Sound thinking. Lawrence was known to every college coach who had made his way to Cartersville, Ga., and returned to campus gushing about the consensus top player in the nation. What the Clemson coaches have learned since he arrived on campus: That status didn’t matter to him.
“He has his priorities in the right order,” said Tony Elliott, Scott’s co-coordinator. “He could care less about the accolades. We didn’t expect him to be rattled or to be shook, because he’s lived his whole life building for this moment from a character standpoint.”
Now, imagine what those two can do going forward. Before he had played a game at Clemson, Ross was something of a sensation because of the one-handed catches he tended to make in practice.
“I saw him do that,” sophomore running back Travis Etienne said, “and I knew he was different.”
Then he applied it to games. In his final two, against none other than Notre Dame and Alabama, he caught 12 balls for 301 yards and three touchdowns.
“The catches you saw him make tonight, those are routine for him,” Swinney said. “I mean, it’s just amazing. I told Trevor, I said, ‘Could you quit throwing crappy balls so he don’t have to show off like that and make some of those crazy catches?’ But that’s what he can do.”

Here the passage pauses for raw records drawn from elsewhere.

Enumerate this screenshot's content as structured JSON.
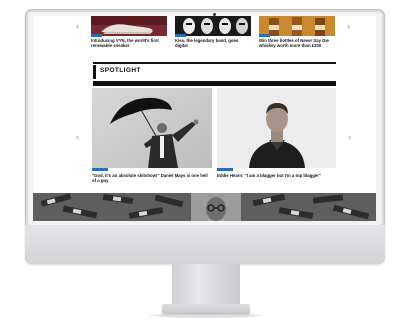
{
  "top_articles": [
    {
      "title": "Introducing VYN, the world's first renewable sneaker",
      "tag_color": "#2a6fb5"
    },
    {
      "title": "Kiss, the legendary band, goes digital",
      "tag_color": "#2a6fb5"
    },
    {
      "title": "Win three bottles of Never Say Die whiskey worth more than £200",
      "tag_color": "#2a6fb5"
    }
  ],
  "section": {
    "title": "SPOTLIGHT"
  },
  "features": [
    {
      "title": "\"God, it's an absolute shitshow!\" Daniel Mays is one hell of a guy",
      "tag_color": "#2a6fb5"
    },
    {
      "title": "Eddie Hearn: \"I am a blagger but I'm a top blagger\"",
      "tag_color": "#2a6fb5"
    }
  ],
  "nav": {
    "prev": "‹",
    "next": "›"
  }
}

And now, just 15 games into his career, that’s what he’s already done. That’s the frightening aspect for all of college football now. Lawrence and Ross aren’t untapped talents. At a time when most players their age are waiting their turn, they’re fully formed, accomplished stars. They’ll be back in 2019. They’ll be back again in 2020. They have beaten Alabama once. Would you bet against them again?
“We’re not done yet,” Ross said. “We’re not done at all.”